Two young-adult fiction authors, Malinda Lo and Cindy Pon, have partnered on the “Diversity in YA” (DIYA) website. Every month, they feature new books that embrace diversity. In January, they spotlighted nine middle-grade titles and fourteen YA books.

Here’s more from the site: “DIYA is a positive, friendly gathering of readers and writers who want to see diversity in their fiction. We come from all walks of life and backgrounds, and we hope that you do, too.”

An author tour is in the works with kick off set for May 2011. Some of the participating authors include fantasy series novelist Holly Black, children’s writer Matt de la Peña, and graphic novel illustrator & writer Gene Luen Yang. The tour will make stops in five cities: San Francisco, Austin, Boston, New York City, and San Diego.

Newbery, Caldecott Awards and More from ALA

The American Library Association has handed out the top books and video for children and young adults at its Midwinter Meeting in Seattle.

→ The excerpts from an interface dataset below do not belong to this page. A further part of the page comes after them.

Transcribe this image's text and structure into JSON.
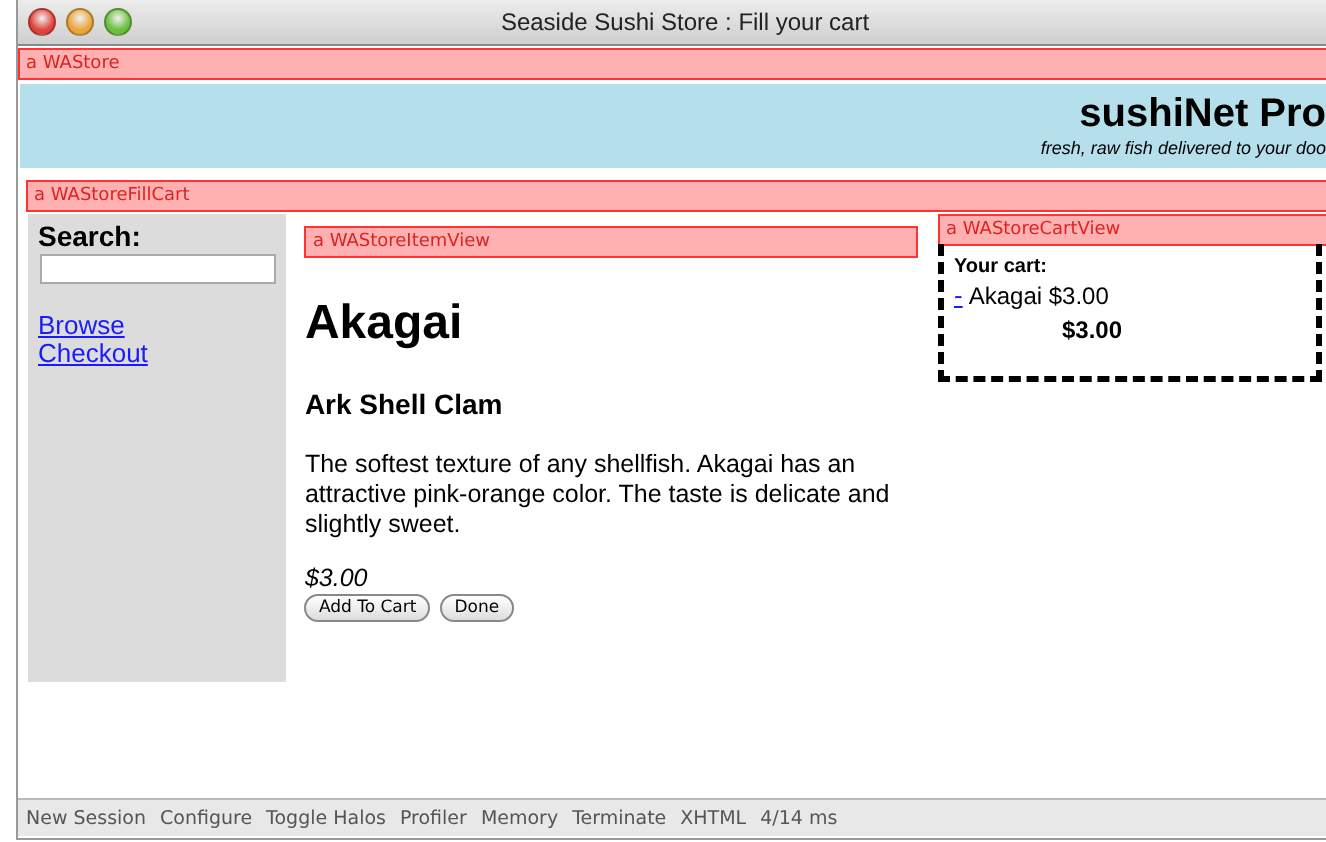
{
  "window": {
    "title": "Seaside Sushi Store : Fill your cart"
  },
  "store_halo": {
    "label": "a WAStore"
  },
  "header": {
    "title": "sushiNet Pro",
    "tagline": "fresh, raw fish delivered to your doo"
  },
  "fill_cart_halo": {
    "label": "a WAStoreFillCart"
  },
  "sidebar": {
    "search_label": "Search:",
    "links": [
      "Browse",
      "Checkout"
    ]
  },
  "item_halo": {
    "label": "a WAStoreItemView"
  },
  "item": {
    "name": "Akagai",
    "subtitle": "Ark Shell Clam",
    "description": "The softest texture of any shellfish. Akagai has an attractive pink-orange color. The taste is delicate and slightly sweet.",
    "price": "$3.00",
    "buttons": [
      "Add To Cart",
      "Done"
    ]
  },
  "cart_halo": {
    "label": "a WAStoreCartView"
  },
  "cart": {
    "title": "Your cart:",
    "items": [
      {
        "remove": "-",
        "text": "Akagai $3.00"
      }
    ],
    "total": "$3.00"
  },
  "status_bar": [
    "New Session",
    "Configure",
    "Toggle Halos",
    "Profiler",
    "Memory",
    "Terminate",
    "XHTML",
    "4/14 ms"
  ]
}
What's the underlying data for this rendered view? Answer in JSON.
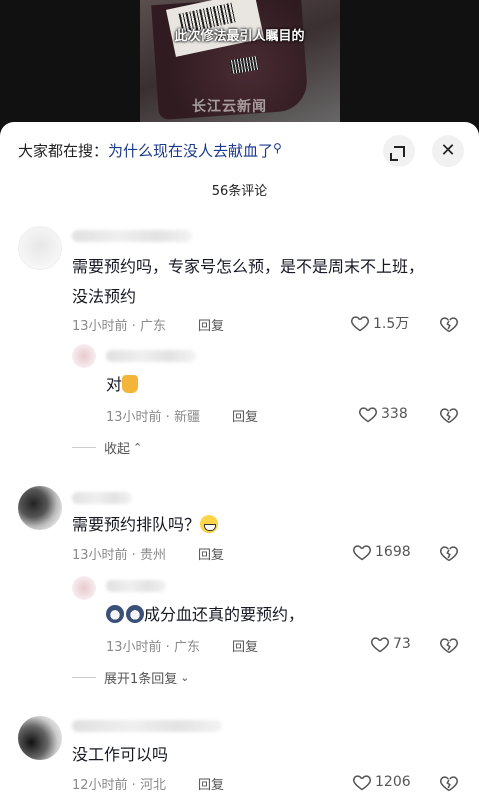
{
  "video": {
    "caption": "此次修法最引人瞩目的",
    "watermark": "长江云新闻"
  },
  "search": {
    "prefix": "大家都在搜：",
    "query": "为什么现在没人去献血了",
    "icon": "search-icon"
  },
  "header": {
    "expand_icon": "expand-icon",
    "close_icon": "close-icon",
    "count": "56条评论"
  },
  "comments": [
    {
      "text_line1": "需要预约吗，专家号怎么预，是不是周末不上班，",
      "text_line2": "没法预约",
      "time": "13小时前 · 广东",
      "reply": "回复",
      "likes": "1.5万",
      "replies": [
        {
          "text": "对",
          "emoji": "thumbs-up-emoji",
          "time": "13小时前 · 新疆",
          "reply": "回复",
          "likes": "338"
        }
      ],
      "fold_label": "收起"
    },
    {
      "text": "需要预约排队吗？",
      "emoji": "grin-emoji",
      "time": "13小时前 · 贵州",
      "reply": "回复",
      "likes": "1698",
      "replies": [
        {
          "text": "成分血还真的要预约，",
          "emoji": "cat-emoji",
          "time": "13小时前 · 广东",
          "reply": "回复",
          "likes": "73"
        }
      ],
      "expand_label": "展开1条回复"
    },
    {
      "text": "没工作可以吗",
      "time": "12小时前 · 河北",
      "reply": "回复",
      "likes": "1206"
    }
  ]
}
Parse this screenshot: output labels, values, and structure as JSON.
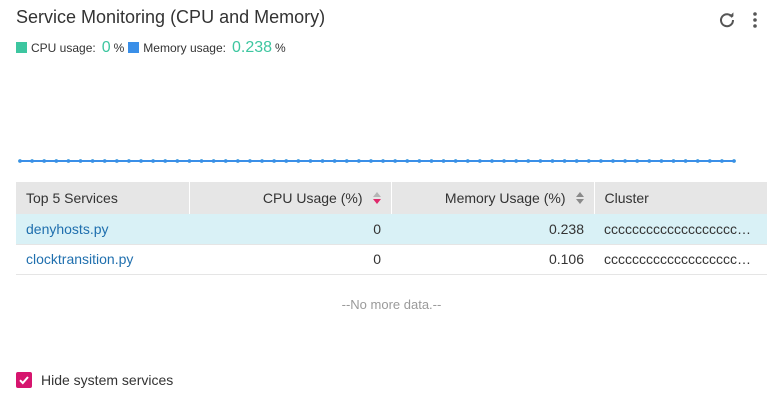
{
  "header": {
    "title": "Service Monitoring (CPU and Memory)"
  },
  "legend": {
    "cpu": {
      "label": "CPU usage:",
      "value": "0",
      "unit": "%",
      "color": "#3dc6a0"
    },
    "memory": {
      "label": "Memory usage:",
      "value": "0.238",
      "unit": "%",
      "color": "#3a8fe8"
    },
    "value_color": "#3dc6a0"
  },
  "chart_data": {
    "type": "line",
    "series": [
      {
        "values": [
          0,
          0,
          0,
          0,
          0,
          0,
          0,
          0,
          0,
          0,
          0,
          0,
          0,
          0,
          0,
          0,
          0,
          0,
          0,
          0,
          0,
          0,
          0,
          0,
          0,
          0,
          0,
          0,
          0,
          0,
          0,
          0,
          0,
          0,
          0,
          0,
          0,
          0,
          0,
          0,
          0,
          0,
          0,
          0,
          0,
          0,
          0,
          0,
          0,
          0,
          0,
          0,
          0,
          0,
          0,
          0,
          0,
          0,
          0,
          0
        ]
      },
      {
        "values": [
          0,
          0,
          0,
          0,
          0,
          0,
          0,
          0,
          0,
          0,
          0,
          0,
          0,
          0,
          0,
          0,
          0,
          0,
          0,
          0,
          0,
          0,
          0,
          0,
          0,
          0,
          0,
          0,
          0,
          0,
          0,
          0,
          0,
          0,
          0,
          0,
          0,
          0,
          0,
          0,
          0,
          0,
          0,
          0,
          0,
          0,
          0,
          0,
          0,
          0,
          0,
          0,
          0,
          0,
          0,
          0,
          0,
          0,
          0,
          0
        ]
      }
    ],
    "colors": [
      "#3dc6a0",
      "#3a8fe8"
    ]
  },
  "table": {
    "columns": [
      {
        "label": "Top 5 Services"
      },
      {
        "label": "CPU Usage (%)"
      },
      {
        "label": "Memory Usage (%)"
      },
      {
        "label": "Cluster"
      }
    ],
    "rows": [
      {
        "service": "denyhosts.py",
        "cpu": "0",
        "memory": "0.238",
        "cluster": "cccccccccccccccccccccccc"
      },
      {
        "service": "clocktransition.py",
        "cpu": "0",
        "memory": "0.106",
        "cluster": "cccccccccccccccccccccccc"
      }
    ]
  },
  "footer_text": "--No more data.--",
  "hide_system": {
    "label": "Hide system services",
    "checked": true,
    "color": "#d6156e"
  },
  "icons": [
    "refresh-icon",
    "more-vertical-icon",
    "sort-icon",
    "check-icon"
  ]
}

  • The Newbery went to The Higher Power of Lucky by Susan Patron, illustrated by Matt Phelan (S&S/Richard Jackson).
  • The Caldecott went to Flotsam illustrated by David Wiesner (Clarion).
  • The Printz went to American Born Chinese by Gene Luen Yang (First Second/Roaring Brook Press).
  • The Coretta Scott King Author Book winner was Copper Sun by Sharon Draper (S&S/Atheneum Books for Young Readers)
  • The Coretta Scott King Illustrator Book winner was Moses: When Harriet Tubman Led Her People to Freedom illustrated by Kadir Nelson, written by Carole Boston Weatherford (Jump at the Sun/Hyperion Books for Children).